(Provided material begins)
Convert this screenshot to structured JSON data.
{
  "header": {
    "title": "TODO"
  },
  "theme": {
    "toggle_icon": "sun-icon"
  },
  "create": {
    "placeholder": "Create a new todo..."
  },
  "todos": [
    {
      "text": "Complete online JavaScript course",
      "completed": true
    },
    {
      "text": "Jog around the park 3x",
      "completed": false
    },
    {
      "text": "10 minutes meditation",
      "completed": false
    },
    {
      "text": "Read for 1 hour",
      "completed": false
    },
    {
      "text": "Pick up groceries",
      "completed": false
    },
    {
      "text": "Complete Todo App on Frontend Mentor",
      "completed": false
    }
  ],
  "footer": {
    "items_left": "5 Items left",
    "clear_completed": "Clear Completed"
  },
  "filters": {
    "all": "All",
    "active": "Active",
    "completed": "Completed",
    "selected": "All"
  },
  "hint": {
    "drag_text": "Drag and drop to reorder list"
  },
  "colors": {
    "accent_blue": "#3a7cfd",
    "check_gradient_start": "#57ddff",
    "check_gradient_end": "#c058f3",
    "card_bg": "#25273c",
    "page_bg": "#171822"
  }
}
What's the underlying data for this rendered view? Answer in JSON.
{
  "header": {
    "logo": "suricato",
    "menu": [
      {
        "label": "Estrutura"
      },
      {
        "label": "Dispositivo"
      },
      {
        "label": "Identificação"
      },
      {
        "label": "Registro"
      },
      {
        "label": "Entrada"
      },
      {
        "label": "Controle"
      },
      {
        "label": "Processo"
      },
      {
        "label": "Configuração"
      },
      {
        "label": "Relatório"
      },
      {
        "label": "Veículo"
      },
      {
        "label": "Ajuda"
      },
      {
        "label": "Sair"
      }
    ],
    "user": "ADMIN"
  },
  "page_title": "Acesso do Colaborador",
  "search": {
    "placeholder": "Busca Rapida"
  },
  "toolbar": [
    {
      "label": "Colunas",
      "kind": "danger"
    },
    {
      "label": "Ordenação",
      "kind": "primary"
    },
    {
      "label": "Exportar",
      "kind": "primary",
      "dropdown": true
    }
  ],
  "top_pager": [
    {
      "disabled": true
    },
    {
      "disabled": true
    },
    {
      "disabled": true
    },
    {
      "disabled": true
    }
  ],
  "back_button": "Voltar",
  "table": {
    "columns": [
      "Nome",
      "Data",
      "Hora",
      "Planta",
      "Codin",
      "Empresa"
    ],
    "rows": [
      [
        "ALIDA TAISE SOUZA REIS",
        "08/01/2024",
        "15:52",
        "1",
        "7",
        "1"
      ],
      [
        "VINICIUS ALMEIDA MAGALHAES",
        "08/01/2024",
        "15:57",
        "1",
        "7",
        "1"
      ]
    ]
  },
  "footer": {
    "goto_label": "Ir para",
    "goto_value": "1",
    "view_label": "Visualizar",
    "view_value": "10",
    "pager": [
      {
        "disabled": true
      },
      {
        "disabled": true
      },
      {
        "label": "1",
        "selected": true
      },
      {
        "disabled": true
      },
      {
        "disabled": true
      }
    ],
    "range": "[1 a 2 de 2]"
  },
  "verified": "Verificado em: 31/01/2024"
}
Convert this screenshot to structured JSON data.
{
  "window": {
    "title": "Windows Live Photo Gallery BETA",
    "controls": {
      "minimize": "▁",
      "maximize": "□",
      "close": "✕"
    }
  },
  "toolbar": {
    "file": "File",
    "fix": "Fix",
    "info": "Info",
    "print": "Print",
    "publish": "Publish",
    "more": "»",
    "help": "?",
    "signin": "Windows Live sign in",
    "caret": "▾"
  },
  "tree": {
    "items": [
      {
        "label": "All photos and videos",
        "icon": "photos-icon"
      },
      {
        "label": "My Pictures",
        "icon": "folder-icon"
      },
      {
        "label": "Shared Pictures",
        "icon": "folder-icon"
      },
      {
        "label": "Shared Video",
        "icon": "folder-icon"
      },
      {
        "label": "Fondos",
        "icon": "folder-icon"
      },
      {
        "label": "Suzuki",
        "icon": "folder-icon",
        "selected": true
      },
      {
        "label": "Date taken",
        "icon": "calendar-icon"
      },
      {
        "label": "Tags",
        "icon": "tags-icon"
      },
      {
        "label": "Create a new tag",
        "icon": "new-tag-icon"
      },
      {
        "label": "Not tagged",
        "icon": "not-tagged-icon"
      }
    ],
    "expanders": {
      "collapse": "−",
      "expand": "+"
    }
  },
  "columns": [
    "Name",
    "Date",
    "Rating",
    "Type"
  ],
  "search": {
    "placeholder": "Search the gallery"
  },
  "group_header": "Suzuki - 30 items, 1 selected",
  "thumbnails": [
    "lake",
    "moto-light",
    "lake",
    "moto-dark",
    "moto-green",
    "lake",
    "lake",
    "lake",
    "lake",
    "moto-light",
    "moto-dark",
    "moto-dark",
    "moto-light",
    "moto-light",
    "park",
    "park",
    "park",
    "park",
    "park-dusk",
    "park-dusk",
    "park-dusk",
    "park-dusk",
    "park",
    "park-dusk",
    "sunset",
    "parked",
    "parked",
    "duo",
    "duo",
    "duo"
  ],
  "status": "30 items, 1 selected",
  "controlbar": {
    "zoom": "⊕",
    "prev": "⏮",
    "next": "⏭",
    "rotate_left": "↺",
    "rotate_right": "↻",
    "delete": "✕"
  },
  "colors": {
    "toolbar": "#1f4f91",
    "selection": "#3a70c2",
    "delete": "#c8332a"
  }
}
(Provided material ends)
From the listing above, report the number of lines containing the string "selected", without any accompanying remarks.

5